Make an exact copy of all the records.
── Material shown ──
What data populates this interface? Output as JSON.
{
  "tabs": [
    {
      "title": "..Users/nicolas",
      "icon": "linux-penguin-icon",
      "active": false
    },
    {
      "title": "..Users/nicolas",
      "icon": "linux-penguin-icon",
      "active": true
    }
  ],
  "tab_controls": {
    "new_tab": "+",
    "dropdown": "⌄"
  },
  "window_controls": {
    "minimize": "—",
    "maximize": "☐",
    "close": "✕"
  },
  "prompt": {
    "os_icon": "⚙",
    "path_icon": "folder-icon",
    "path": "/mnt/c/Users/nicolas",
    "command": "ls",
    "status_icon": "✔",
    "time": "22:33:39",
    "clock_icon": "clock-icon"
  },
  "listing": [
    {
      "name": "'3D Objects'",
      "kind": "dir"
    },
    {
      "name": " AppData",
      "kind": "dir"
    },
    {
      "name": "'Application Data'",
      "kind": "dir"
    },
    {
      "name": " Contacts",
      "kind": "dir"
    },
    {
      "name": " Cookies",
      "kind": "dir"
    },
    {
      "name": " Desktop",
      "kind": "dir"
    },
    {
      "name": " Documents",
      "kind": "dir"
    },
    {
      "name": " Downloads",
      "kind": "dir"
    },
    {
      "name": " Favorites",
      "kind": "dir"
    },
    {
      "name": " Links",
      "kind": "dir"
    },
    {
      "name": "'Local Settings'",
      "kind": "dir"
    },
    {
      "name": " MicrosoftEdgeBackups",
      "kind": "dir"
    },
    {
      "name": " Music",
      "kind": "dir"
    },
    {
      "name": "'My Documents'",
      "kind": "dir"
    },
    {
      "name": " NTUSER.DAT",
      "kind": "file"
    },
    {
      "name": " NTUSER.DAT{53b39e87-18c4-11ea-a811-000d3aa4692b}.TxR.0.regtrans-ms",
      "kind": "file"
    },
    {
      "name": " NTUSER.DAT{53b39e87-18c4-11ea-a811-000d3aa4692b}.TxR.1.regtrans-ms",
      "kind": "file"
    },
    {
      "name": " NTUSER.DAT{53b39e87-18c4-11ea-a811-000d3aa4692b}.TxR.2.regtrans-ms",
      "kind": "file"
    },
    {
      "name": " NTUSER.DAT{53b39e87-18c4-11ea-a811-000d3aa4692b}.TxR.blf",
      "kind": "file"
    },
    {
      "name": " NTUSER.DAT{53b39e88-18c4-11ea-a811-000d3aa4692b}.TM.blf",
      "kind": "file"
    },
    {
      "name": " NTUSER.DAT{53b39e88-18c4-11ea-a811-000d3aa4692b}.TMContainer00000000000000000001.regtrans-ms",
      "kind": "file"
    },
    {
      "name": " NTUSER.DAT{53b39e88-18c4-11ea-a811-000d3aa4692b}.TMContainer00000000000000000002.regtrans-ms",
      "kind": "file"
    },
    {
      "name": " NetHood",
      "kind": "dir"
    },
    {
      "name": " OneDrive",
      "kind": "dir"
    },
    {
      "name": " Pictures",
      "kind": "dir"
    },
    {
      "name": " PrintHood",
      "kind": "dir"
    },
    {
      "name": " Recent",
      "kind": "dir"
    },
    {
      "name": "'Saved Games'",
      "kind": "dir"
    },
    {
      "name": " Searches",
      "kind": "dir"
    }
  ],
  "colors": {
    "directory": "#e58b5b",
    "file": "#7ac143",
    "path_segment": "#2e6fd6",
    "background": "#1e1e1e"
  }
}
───
• Solution for this task:
What data populates this interface? Output as JSON.
{
  "tabs": [
    {
      "title": "..Users/nicolas",
      "icon": "linux-penguin-icon",
      "active": false
    },
    {
      "title": "..Users/nicolas",
      "icon": "linux-penguin-icon",
      "active": true
    }
  ],
  "tab_controls": {
    "new_tab": "+",
    "dropdown": "⌄"
  },
  "window_controls": {
    "minimize": "—",
    "maximize": "☐",
    "close": "✕"
  },
  "prompt": {
    "os_icon": "⚙",
    "path_icon": "folder-icon",
    "path": "/mnt/c/Users/nicolas",
    "command": "ls",
    "status_icon": "✔",
    "time": "22:33:39",
    "clock_icon": "clock-icon"
  },
  "listing": [
    {
      "name": "'3D Objects'",
      "kind": "dir"
    },
    {
      "name": " AppData",
      "kind": "dir"
    },
    {
      "name": "'Application Data'",
      "kind": "dir"
    },
    {
      "name": " Contacts",
      "kind": "dir"
    },
    {
      "name": " Cookies",
      "kind": "dir"
    },
    {
      "name": " Desktop",
      "kind": "dir"
    },
    {
      "name": " Documents",
      "kind": "dir"
    },
    {
      "name": " Downloads",
      "kind": "dir"
    },
    {
      "name": " Favorites",
      "kind": "dir"
    },
    {
      "name": " Links",
      "kind": "dir"
    },
    {
      "name": "'Local Settings'",
      "kind": "dir"
    },
    {
      "name": " MicrosoftEdgeBackups",
      "kind": "dir"
    },
    {
      "name": " Music",
      "kind": "dir"
    },
    {
      "name": "'My Documents'",
      "kind": "dir"
    },
    {
      "name": " NTUSER.DAT",
      "kind": "file"
    },
    {
      "name": " NTUSER.DAT{53b39e87-18c4-11ea-a811-000d3aa4692b}.TxR.0.regtrans-ms",
      "kind": "file"
    },
    {
      "name": " NTUSER.DAT{53b39e87-18c4-11ea-a811-000d3aa4692b}.TxR.1.regtrans-ms",
      "kind": "file"
    },
    {
      "name": " NTUSER.DAT{53b39e87-18c4-11ea-a811-000d3aa4692b}.TxR.2.regtrans-ms",
      "kind": "file"
    },
    {
      "name": " NTUSER.DAT{53b39e87-18c4-11ea-a811-000d3aa4692b}.TxR.blf",
      "kind": "file"
    },
    {
      "name": " NTUSER.DAT{53b39e88-18c4-11ea-a811-000d3aa4692b}.TM.blf",
      "kind": "file"
    },
    {
      "name": " NTUSER.DAT{53b39e88-18c4-11ea-a811-000d3aa4692b}.TMContainer00000000000000000001.regtrans-ms",
      "kind": "file"
    },
    {
      "name": " NTUSER.DAT{53b39e88-18c4-11ea-a811-000d3aa4692b}.TMContainer00000000000000000002.regtrans-ms",
      "kind": "file"
    },
    {
      "name": " NetHood",
      "kind": "dir"
    },
    {
      "name": " OneDrive",
      "kind": "dir"
    },
    {
      "name": " Pictures",
      "kind": "dir"
    },
    {
      "name": " PrintHood",
      "kind": "dir"
    },
    {
      "name": " Recent",
      "kind": "dir"
    },
    {
      "name": "'Saved Games'",
      "kind": "dir"
    },
    {
      "name": " Searches",
      "kind": "dir"
    }
  ],
  "colors": {
    "directory": "#e58b5b",
    "file": "#7ac143",
    "path_segment": "#2e6fd6",
    "background": "#1e1e1e"
  }
}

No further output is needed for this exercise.